Supplied data

=== Begin Enclosure ===

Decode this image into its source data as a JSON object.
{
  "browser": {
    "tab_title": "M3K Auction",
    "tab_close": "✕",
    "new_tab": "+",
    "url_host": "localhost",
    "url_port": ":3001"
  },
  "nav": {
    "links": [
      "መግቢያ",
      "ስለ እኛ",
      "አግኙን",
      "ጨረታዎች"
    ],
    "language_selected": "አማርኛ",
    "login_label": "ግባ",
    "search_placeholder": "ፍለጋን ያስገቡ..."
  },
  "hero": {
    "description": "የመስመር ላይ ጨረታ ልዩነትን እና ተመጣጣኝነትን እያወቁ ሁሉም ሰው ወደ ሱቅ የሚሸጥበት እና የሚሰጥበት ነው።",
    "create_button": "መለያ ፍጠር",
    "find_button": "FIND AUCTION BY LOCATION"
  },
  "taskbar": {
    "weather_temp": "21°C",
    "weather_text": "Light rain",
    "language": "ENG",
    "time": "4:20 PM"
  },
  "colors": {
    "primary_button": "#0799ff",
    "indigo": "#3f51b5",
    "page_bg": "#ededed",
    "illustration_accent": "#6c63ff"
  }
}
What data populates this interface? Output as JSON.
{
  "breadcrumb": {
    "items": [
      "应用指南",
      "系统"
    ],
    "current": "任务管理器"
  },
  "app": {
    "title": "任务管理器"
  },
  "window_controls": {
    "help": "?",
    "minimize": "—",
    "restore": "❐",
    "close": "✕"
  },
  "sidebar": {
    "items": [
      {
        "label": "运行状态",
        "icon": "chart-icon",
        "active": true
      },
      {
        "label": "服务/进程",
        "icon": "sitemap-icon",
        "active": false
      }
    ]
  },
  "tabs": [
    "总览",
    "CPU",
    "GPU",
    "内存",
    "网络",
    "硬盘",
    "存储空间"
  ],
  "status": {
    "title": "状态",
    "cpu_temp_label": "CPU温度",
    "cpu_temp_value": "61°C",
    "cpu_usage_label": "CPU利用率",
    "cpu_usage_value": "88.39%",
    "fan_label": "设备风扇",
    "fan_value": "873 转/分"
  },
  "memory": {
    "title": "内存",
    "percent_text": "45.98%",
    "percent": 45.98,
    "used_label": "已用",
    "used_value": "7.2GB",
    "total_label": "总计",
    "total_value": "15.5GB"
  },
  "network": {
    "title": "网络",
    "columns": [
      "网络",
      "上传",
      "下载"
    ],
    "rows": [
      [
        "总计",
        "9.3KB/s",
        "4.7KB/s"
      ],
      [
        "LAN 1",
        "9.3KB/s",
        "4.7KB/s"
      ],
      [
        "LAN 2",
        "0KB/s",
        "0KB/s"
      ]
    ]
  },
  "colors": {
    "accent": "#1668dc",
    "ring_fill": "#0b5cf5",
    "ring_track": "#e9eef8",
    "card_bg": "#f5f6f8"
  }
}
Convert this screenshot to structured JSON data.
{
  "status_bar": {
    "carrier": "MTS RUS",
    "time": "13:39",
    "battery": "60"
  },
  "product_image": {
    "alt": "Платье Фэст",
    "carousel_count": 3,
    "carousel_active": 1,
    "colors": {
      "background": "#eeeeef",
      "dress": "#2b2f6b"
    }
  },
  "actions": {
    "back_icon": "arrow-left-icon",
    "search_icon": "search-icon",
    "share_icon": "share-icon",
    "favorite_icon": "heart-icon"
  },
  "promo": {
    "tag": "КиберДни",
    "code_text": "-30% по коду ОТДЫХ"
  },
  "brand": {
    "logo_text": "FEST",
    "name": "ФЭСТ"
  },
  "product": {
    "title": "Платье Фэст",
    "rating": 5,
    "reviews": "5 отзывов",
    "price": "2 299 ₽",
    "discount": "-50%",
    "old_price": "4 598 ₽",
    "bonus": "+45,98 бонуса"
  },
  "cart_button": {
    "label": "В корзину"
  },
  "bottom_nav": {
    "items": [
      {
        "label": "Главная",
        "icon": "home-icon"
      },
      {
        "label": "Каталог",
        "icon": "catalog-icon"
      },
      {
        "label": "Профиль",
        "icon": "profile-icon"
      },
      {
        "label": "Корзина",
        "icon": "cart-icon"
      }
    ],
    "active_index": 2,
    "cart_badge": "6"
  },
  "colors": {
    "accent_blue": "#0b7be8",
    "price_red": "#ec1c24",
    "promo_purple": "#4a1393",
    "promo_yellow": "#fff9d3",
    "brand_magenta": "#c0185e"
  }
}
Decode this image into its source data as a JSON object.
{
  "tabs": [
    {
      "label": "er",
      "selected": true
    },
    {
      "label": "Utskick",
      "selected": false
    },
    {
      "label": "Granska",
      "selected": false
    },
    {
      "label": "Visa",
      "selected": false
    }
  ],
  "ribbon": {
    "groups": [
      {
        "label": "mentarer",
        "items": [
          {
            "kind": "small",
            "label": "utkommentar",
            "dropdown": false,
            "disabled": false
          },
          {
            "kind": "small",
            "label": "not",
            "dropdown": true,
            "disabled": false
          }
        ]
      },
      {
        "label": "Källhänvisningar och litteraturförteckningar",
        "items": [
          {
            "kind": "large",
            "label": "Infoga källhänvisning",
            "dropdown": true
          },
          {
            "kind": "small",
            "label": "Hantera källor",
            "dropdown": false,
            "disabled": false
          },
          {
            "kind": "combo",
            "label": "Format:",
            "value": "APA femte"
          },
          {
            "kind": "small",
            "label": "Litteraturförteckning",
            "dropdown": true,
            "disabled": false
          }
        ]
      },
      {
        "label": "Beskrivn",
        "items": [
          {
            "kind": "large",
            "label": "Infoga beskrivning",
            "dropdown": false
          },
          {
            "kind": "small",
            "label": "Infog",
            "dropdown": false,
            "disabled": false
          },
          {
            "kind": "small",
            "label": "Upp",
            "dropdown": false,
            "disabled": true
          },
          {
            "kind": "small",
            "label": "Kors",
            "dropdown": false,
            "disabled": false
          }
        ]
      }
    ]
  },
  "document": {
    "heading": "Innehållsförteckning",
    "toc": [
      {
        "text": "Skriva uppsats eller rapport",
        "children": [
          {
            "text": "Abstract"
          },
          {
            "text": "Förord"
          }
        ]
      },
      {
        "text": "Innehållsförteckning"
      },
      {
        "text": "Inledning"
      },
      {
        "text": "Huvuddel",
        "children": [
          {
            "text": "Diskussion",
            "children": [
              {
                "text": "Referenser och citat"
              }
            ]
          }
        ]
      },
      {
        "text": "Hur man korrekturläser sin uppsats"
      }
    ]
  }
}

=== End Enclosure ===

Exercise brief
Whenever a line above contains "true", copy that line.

Answer section
        "active": true
      "selected": true
            "dropdown": true,
            "dropdown": true
            "dropdown": true,
            "disabled": true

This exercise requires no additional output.